There is one Moon Stone here in plain sight, and another hidden in one of the basements. Before you take on Trainer #5 near the two fossils, search the dead end marked D for a second Moon Stone.

#41 Zubat #74 Geodude
Pokemon 041Zubat.png
Zubat isn't that good. It's a Poison and Flying-type (although it doesn't learn any Poison attacks), so it's weak to many types. Leech Life's draining ability is useful, but is extremely weak at 15 power. It's hard to damage most things with it. It does however have the status move Supersonic, which can confuse opponents despite its poor accuracy, which can be later upgraded with Confuse Ray that has almost perfect accuracy.
Pokemon 074Geodude.png
Geodude is painfully slow, and its double weaknesses to Grass and Water can be devastating. However, its Attack and Defense can grow to high levels, and it can gain Rock and Ground attacks without the use of TMs. Geodude's strength against Electric, Flying, Fire and Normal attacks is also very useful throughout the game. While it is needed to trade as a Graveler for it to evolve into its final evolution, Golem, it can become a great Pokémon to use overall in teams.
#35 Clefairy #46 Paras
Pokemon 035Clefairy.png
Clefairy and Jigglypuff are very similar; both are pink, puffy Pokémon that evolve with a Moon Stone, have a ton of HP, and can use just about any TM. However, Clefairy has much better stats overall. Clefairy isn't very useful for adventuring, but can become fairly useful in link battles with the help of TMs. Clefairy is definitely better than Jigglypuff, and it can learn Water Gun from that TM12 you obtained recently. Note that if you are playing Yellow, you may wish to catch a second Clefairy because later on Route #2 you can trade the extra Clefairy for a Mr. Mime.
Pokemon 046Paras.png

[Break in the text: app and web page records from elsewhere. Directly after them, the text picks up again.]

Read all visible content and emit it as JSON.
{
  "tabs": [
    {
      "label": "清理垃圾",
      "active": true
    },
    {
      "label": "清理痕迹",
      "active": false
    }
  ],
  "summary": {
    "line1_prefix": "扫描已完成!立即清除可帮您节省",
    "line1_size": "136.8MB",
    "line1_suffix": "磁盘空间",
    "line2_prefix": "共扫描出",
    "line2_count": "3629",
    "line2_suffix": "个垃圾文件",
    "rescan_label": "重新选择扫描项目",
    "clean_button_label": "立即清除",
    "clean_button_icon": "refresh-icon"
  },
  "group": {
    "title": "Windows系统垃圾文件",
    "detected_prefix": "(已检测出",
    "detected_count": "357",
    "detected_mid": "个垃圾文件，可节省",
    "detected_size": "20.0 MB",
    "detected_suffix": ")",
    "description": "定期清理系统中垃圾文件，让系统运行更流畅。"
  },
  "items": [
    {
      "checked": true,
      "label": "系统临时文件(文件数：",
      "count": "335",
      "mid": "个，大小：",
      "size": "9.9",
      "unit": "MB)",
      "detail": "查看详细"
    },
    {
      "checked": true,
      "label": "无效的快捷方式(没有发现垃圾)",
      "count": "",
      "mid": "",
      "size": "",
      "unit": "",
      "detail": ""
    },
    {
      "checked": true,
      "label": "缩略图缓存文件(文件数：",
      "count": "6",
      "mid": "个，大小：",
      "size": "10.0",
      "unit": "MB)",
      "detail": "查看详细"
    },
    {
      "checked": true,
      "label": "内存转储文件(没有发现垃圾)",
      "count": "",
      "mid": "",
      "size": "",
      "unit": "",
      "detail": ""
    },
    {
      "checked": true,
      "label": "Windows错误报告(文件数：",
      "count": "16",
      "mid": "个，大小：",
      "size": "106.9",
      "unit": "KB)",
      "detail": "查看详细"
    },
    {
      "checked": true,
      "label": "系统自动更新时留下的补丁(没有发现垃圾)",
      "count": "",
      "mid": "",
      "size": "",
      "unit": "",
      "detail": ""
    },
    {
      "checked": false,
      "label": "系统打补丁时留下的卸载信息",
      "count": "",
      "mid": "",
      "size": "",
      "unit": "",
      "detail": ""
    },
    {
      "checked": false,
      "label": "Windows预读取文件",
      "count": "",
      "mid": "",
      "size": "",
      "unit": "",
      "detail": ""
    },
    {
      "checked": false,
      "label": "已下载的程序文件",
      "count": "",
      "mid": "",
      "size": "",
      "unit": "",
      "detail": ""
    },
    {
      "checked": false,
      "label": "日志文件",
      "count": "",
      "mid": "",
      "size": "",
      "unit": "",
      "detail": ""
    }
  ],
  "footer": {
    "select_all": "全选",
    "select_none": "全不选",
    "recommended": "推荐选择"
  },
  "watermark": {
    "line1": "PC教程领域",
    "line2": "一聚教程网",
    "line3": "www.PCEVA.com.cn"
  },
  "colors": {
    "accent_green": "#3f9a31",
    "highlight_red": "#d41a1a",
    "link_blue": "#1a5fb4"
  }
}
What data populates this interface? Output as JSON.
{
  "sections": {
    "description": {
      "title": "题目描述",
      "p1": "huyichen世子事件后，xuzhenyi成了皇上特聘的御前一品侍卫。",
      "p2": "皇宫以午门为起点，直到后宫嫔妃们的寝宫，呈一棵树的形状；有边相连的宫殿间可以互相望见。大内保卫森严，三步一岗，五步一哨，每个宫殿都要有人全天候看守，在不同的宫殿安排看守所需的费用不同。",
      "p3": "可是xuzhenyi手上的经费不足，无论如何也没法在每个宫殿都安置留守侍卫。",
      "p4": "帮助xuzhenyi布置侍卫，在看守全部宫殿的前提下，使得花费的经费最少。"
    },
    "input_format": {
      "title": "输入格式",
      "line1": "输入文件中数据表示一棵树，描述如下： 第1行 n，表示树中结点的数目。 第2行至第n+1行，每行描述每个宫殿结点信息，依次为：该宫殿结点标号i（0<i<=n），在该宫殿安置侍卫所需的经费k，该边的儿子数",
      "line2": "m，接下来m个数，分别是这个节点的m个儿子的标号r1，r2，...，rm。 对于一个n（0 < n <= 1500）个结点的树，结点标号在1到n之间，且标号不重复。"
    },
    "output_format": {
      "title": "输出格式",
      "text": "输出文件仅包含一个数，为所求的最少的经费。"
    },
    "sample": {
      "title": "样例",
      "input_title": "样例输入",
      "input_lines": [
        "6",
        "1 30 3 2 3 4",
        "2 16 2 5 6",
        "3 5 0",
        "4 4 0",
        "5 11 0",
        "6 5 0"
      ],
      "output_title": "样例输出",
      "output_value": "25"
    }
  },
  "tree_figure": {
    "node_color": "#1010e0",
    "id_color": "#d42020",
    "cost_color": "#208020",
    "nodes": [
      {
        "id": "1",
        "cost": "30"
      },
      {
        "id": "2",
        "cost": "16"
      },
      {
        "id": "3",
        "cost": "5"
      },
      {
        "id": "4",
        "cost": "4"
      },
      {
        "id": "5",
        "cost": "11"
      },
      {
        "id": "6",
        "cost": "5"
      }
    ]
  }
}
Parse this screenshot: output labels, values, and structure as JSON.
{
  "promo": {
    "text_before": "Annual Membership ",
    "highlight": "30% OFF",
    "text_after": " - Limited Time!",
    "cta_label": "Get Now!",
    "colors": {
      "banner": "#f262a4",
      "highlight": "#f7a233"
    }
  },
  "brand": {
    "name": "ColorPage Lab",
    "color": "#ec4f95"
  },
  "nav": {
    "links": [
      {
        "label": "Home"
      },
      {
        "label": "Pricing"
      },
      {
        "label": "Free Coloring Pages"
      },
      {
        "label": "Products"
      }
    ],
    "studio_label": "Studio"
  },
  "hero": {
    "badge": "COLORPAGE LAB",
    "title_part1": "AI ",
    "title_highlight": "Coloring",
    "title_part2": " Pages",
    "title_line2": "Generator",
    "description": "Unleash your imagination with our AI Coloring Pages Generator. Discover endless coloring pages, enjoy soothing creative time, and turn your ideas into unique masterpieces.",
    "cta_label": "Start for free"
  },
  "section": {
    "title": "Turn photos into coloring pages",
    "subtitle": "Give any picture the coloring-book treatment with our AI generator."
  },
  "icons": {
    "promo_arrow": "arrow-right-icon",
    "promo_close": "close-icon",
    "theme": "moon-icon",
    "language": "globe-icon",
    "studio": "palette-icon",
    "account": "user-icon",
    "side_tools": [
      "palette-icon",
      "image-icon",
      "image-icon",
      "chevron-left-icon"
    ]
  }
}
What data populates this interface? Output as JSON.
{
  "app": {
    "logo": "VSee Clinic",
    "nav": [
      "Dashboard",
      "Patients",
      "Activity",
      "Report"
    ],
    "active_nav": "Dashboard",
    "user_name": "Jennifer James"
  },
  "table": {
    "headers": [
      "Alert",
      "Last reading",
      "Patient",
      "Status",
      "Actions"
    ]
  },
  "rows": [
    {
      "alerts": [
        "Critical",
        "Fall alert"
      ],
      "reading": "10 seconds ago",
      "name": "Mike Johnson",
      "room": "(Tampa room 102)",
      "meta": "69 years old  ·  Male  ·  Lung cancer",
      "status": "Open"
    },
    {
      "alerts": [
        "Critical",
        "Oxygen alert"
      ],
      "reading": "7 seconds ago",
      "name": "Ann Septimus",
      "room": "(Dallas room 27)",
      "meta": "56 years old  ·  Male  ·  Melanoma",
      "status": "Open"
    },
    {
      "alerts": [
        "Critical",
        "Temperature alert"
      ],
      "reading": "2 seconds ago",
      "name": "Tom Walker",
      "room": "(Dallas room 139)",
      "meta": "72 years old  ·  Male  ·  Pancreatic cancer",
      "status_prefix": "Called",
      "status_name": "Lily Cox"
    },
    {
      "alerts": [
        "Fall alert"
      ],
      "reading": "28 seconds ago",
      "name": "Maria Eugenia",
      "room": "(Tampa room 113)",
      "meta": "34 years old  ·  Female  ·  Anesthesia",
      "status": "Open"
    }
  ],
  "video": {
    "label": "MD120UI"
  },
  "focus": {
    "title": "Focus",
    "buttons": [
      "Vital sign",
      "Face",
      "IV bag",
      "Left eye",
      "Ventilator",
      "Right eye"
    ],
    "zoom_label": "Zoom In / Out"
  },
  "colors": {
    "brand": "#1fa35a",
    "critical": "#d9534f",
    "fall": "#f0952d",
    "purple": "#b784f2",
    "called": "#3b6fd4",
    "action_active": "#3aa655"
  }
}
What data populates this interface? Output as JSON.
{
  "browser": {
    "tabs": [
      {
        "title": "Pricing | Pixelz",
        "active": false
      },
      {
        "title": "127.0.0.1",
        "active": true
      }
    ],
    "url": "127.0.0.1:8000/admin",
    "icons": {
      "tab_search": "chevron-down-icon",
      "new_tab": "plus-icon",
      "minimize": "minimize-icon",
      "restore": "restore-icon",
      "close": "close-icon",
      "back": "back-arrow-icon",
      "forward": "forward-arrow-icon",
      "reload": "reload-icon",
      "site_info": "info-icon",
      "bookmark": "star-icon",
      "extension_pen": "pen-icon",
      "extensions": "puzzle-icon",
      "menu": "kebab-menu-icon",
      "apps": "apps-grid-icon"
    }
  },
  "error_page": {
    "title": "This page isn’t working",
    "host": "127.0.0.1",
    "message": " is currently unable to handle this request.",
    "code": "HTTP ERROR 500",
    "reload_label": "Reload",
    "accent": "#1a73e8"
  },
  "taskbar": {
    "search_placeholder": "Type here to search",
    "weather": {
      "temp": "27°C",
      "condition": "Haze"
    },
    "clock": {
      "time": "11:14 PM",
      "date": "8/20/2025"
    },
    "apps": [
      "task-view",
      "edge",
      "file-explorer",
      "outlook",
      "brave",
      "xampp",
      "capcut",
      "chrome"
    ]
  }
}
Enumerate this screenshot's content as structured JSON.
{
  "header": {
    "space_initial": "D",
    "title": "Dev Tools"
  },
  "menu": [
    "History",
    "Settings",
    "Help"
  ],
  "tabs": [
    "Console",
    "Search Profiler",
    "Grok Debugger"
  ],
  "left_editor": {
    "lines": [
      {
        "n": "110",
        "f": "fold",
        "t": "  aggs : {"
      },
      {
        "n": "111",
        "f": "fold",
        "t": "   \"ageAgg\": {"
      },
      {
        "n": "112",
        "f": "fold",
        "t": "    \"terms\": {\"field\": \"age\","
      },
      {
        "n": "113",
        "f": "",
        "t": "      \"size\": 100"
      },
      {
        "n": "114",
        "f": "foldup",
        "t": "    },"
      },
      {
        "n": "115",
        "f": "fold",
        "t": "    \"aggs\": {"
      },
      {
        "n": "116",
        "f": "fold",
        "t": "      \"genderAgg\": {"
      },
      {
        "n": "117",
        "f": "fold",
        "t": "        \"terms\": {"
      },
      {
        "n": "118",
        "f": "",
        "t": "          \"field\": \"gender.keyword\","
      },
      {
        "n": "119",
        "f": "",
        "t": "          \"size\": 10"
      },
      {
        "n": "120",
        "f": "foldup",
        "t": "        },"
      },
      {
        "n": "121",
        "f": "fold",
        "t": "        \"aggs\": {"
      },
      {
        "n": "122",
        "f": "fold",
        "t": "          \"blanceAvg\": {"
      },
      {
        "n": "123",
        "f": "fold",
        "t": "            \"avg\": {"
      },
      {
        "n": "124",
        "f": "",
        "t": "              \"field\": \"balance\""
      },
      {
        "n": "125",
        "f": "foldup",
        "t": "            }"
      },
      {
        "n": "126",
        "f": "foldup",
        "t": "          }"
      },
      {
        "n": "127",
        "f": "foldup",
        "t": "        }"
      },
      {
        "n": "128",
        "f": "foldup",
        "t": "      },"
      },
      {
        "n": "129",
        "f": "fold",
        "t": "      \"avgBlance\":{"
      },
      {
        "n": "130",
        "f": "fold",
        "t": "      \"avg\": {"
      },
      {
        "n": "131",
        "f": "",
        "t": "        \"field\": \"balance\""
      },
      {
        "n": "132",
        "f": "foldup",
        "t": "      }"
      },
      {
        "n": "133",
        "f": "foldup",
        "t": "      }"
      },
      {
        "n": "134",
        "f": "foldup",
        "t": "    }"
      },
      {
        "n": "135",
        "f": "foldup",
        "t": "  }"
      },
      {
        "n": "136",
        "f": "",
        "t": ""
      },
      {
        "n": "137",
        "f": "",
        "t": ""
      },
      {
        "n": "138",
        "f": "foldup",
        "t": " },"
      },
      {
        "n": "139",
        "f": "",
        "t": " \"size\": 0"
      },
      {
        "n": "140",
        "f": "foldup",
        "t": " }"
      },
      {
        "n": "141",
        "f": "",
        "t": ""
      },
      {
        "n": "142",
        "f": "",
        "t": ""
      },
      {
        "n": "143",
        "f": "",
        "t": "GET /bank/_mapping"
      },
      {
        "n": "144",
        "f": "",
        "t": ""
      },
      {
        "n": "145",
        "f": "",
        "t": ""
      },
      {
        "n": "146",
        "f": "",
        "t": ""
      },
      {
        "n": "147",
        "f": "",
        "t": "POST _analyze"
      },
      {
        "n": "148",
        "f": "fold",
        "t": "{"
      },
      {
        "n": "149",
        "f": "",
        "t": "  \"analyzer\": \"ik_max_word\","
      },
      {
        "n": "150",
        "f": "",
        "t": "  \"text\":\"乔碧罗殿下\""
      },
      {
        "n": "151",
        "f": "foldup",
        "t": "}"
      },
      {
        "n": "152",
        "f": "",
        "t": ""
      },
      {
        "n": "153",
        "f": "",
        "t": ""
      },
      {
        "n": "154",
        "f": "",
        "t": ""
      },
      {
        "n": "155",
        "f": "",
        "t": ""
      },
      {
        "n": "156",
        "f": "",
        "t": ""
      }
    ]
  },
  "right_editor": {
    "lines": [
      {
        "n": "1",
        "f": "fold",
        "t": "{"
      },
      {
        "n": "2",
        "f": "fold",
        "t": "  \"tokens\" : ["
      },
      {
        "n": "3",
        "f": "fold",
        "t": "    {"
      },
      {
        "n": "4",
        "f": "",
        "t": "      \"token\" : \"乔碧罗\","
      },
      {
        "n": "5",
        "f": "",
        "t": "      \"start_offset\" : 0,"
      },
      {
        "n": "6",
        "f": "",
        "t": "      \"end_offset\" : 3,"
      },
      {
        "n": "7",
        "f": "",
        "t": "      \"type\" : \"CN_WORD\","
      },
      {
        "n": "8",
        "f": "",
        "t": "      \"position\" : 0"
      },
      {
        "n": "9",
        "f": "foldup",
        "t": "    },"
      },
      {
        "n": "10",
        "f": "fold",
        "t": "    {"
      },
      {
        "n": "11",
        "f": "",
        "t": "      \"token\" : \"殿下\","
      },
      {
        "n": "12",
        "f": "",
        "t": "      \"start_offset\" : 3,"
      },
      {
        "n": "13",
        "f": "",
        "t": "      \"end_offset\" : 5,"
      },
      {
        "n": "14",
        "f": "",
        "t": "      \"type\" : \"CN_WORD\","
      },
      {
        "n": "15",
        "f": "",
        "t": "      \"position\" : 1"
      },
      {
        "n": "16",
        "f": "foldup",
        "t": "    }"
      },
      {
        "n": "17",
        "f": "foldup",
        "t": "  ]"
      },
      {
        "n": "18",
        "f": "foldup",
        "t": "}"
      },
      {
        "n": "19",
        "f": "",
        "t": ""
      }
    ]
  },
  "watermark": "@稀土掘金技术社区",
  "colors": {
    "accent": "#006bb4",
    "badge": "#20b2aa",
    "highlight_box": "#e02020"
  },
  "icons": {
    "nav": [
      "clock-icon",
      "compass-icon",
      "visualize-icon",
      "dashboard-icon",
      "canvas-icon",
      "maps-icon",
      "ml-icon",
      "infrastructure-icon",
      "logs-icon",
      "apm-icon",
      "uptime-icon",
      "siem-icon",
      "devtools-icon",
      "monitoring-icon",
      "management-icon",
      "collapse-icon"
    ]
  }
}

A unique Bug and Grass-type Pokémon, Paras is however, very weak in general. Many claim it's a "Psychic stopper", given its Bug-type (which is the only type in Generation I whose attacks are super effective on the dominating Psychic-types), lack of a Poison-type, and its Leech Life Bug-type attack. Unfortunately, this just isn't the case. Leech Life is extremely weak no matter what, and Paras' stats are mediocre. Paras' only saving grace is Spore, the only Sleep-inducing attack with a nearly perfect accuracy that is great for catching Pokémon and useful in Pokémon battles. Unfortunately, since Paras and its evolution Parasect are so slow, it will likely lose most of its HP before hitting anything with it.